*** Listed entries Section Begins ***
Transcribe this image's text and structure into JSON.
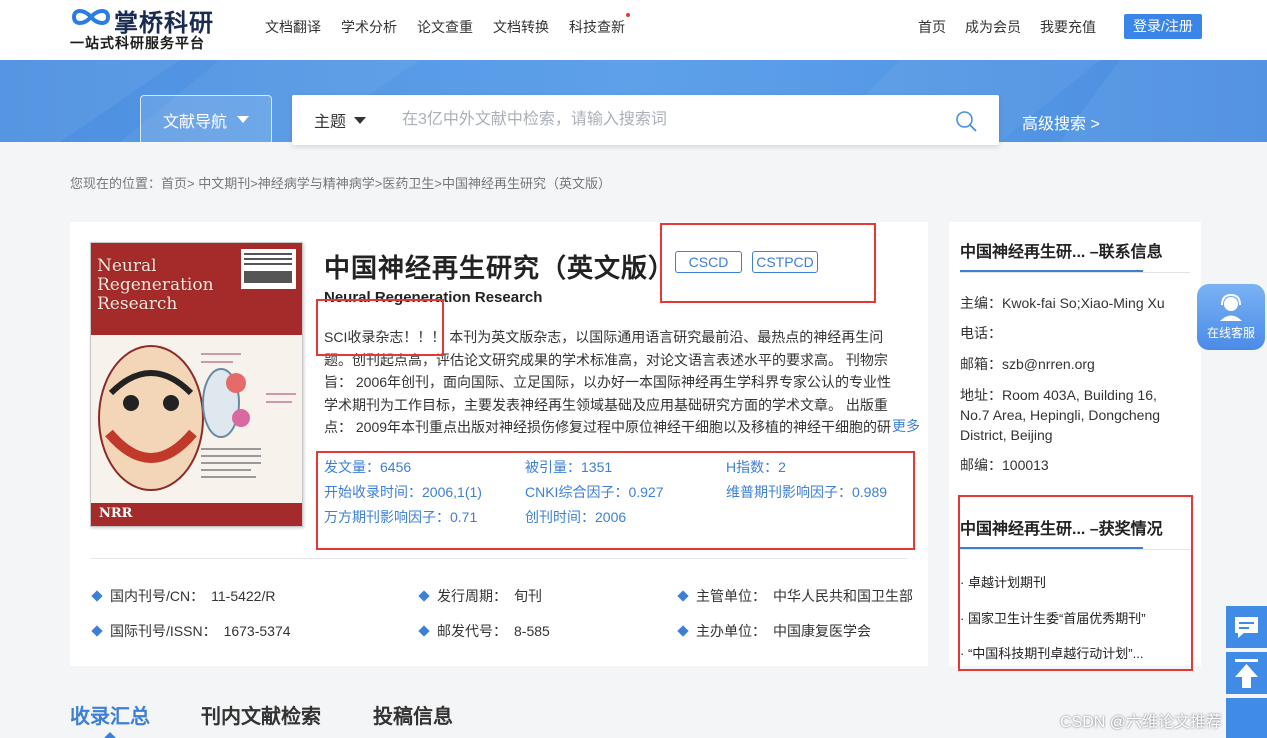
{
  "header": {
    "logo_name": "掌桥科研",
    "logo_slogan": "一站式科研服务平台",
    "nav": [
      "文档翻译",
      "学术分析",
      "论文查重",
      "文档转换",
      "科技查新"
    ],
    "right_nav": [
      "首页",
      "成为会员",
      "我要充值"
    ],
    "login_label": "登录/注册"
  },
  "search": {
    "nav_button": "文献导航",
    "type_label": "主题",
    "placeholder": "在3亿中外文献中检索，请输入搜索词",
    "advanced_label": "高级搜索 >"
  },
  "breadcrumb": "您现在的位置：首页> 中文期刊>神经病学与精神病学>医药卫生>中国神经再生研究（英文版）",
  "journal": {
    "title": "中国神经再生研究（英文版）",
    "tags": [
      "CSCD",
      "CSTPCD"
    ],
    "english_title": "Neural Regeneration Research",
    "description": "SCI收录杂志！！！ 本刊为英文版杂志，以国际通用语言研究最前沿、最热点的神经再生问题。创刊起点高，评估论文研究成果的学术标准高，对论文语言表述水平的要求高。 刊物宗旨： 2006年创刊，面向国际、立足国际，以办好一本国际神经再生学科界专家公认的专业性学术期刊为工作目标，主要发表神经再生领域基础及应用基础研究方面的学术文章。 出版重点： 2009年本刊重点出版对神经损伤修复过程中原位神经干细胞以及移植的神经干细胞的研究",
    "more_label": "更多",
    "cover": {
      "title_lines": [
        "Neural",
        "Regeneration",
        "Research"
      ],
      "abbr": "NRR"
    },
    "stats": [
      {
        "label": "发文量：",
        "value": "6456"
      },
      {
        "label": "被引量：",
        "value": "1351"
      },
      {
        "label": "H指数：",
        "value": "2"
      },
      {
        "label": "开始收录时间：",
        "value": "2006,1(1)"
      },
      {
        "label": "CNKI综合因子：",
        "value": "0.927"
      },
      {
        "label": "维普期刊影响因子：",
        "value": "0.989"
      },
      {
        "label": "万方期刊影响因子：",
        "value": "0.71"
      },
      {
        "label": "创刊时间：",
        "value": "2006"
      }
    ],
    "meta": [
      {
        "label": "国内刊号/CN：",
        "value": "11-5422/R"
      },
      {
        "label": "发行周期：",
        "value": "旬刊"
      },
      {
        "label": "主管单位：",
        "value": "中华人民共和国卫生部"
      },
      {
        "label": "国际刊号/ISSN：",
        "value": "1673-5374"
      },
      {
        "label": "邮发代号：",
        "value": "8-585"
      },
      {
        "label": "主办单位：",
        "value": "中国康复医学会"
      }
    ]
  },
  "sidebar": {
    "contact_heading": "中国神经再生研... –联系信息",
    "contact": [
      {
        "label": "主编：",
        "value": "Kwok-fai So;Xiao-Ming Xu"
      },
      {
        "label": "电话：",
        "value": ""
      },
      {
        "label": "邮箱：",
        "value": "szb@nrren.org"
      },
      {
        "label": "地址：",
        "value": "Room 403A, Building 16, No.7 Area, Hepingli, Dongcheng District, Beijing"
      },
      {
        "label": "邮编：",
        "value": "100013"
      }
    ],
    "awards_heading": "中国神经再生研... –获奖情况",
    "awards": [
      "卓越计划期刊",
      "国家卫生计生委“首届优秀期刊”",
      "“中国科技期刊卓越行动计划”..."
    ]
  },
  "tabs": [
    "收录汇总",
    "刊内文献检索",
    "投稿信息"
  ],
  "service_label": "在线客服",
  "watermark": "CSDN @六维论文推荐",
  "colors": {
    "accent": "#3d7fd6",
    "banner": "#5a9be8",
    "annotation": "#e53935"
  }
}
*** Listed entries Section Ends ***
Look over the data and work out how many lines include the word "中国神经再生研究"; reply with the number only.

**Reply**
2